“It was a extremely unlawful operation. And we knew this very properly,” Moldovanu tells Ars. “However to us, it didn’t matter. We have been tremendous excited to show a pile of elements right into a cool challenge.”
Illegally connecting Romania
To a younger Moldovanu, computer systems have been magic. The nation he grew up in only had entry to landline telephones and black-and-white TV units, and he not often got here throughout Western items. Romania had its borders closed tightly. For the typical citizen, there have been no alternatives to journey or to obtain correct information concerning what was the state of know-how within the West.
As an alternative, over the last years beneath dictator Nicolae Ceaușescu within the late 1980s, individuals would get up at 5am to face in line in entrance of shops for his or her modest meals rations. Electrical energy was usually minimize to save cash; heating was, too. This was the surroundings when the underground tech trade began: round 1985, 4 years earlier than the bloody Romanian revolution that knocked down Communism.
Again then, Romania’s hardware trade primarily cloned the British Sinclair ZX Spectrum, a machine launched within the UK in 1982. This machine was copied all throughout Central and Japanese Europe. The ZX Spectrum was an Eight-bit private pc constructed round a Zilog Z80 A CPU working a BASIC interpreter, an easy-to-use programming language widespread on microcomputers at the moment. It used a TV set as a show and audio cassettes for storage.
Among the many clones manufactured by the Communists was the Cobra or CoBra. The identify stands for COmputere BRAsov, with Brasov being the city in central Romania the place these machines have been assembled for use by enterprises. After all, atypical individuals couldn’t purchase them—which is what first led a number of college students on the Politehnica College of Bucharest deciding to construct them themselves.
“It was a extremely unlawful operation. And we knew this very properly,” Moldovanu tells me. “However to us, it didn’t matter. We have been tremendous excited to show a pile of elements right into a cool challenge.”
If militia officers caught Moldovanu and colleagues whereas they have been promoting computes, nonetheless, it’d matter. The authorities might seize the scholars’ electronics, make them pay fines, and will expel them from the college for starters.
Given how dire each day life was for Romanians on the time, one thing as little as a pack of Western cigarettes would purchase something that may very well be smuggled from a manufacturing unit. So the Politehnica college students leveraged their sources to acquire some Cobra motherboards and independently began to construct computer systems on high of these. Quickly, a whole provide chain was shaped. Electronics sellers got here to the campus with pc elements, LEDs, and resistors, which they offered in bulk. The scholars grew to become keen on Cobras, as they featured not solely BASIC but additionally CP/M, an working system created for Intel 8080/85-based microcomputers.

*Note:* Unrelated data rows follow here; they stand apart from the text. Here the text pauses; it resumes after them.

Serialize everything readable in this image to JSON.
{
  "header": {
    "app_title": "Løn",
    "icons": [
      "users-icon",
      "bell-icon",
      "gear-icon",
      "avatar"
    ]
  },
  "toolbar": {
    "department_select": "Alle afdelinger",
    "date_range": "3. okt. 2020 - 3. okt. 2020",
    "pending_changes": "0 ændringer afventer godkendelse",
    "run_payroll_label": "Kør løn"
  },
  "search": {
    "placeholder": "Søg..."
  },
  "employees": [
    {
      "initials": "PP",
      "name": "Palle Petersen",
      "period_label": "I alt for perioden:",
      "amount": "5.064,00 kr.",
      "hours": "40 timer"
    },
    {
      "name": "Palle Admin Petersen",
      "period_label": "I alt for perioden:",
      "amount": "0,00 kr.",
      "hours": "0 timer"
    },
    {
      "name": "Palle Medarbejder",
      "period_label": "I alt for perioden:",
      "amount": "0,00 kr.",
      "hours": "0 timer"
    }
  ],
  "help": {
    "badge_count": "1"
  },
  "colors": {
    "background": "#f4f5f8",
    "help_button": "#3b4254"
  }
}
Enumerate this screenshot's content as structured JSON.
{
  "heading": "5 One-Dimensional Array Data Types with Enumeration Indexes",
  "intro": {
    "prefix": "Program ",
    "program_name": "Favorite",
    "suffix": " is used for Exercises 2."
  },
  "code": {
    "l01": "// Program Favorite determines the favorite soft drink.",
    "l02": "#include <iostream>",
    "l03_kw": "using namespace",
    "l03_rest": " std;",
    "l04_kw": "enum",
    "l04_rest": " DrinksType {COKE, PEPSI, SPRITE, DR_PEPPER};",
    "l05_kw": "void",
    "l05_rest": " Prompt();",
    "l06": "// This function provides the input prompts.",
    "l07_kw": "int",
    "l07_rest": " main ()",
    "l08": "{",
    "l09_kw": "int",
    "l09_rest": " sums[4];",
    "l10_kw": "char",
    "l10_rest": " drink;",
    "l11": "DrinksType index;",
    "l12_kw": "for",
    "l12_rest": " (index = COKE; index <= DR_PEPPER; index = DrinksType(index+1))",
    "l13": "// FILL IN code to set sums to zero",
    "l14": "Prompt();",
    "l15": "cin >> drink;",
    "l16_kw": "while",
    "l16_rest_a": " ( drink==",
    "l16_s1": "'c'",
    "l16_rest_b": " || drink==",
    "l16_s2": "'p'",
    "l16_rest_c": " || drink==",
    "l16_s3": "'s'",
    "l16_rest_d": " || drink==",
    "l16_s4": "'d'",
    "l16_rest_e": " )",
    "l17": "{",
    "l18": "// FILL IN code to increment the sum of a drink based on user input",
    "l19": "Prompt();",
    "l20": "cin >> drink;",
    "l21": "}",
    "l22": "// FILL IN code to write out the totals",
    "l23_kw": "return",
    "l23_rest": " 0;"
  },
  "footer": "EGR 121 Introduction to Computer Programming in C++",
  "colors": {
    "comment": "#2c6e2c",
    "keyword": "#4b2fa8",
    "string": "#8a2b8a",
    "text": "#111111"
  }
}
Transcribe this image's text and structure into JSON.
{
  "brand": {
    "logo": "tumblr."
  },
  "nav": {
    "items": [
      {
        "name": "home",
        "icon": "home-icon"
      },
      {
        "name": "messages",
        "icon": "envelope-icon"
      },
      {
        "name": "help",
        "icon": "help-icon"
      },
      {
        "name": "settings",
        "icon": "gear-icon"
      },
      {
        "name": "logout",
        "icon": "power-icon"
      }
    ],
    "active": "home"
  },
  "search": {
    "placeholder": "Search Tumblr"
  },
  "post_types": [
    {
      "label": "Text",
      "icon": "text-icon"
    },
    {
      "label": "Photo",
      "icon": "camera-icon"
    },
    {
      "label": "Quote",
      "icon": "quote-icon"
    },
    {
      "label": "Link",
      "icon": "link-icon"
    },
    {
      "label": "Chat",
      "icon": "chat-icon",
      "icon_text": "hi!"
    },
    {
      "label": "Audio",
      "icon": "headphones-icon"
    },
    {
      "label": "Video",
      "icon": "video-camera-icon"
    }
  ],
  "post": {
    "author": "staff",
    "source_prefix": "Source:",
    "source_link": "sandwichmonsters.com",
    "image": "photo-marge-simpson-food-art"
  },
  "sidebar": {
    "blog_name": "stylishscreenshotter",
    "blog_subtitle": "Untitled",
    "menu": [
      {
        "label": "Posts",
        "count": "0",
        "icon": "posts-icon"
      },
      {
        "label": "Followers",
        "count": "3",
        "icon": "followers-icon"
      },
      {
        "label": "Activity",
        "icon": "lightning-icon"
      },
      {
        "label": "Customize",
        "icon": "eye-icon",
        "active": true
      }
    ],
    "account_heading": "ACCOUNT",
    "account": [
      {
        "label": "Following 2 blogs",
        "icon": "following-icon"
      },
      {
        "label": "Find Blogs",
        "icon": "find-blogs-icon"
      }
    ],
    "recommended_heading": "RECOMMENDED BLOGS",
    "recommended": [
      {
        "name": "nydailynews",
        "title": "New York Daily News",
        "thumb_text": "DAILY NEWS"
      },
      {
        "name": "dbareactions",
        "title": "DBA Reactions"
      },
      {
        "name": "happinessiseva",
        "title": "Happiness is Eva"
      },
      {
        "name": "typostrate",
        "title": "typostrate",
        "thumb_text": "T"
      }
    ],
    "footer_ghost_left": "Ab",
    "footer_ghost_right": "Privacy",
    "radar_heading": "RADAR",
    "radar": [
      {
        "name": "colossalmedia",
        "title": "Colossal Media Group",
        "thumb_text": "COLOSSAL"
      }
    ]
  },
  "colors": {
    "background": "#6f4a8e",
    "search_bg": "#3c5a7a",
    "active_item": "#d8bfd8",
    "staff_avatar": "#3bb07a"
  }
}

The builders used no matter was accessible on the black market; no two computer systems ever appeared to return out alike. Fortunate homeowners match their Cobras into circumstances from one other Romanian ZX Spectrum clone, the HC. Others used manufactured steel or picket bins.
“I didn’t care concerning the case,” Moldovanu says. “More often than not, my pc labored with its elements unfold on my desk. If I broke it, I’d repair it myself.”
On this closed Communist nation with alternative regulated by the state, Cobras gave their homeowners some feeling of independence and riot. “The truth that you might play the sport you needed, whenever you needed, gave you the phantasm of selecting for your self,” Moldovanu says. Three many years later, he nonetheless is aware of by coronary heart Freeway Encounter, Chuckie Egg, and Nether Earth, which featured Isometric 3D Graphics, that means that it was 2D, however seemed 3D-ish. Moldovanu was amazed on the graphics, and so he started finding out the algorithm to study the way it was attainable to attain them.
Itemizing picture by Adi Dabu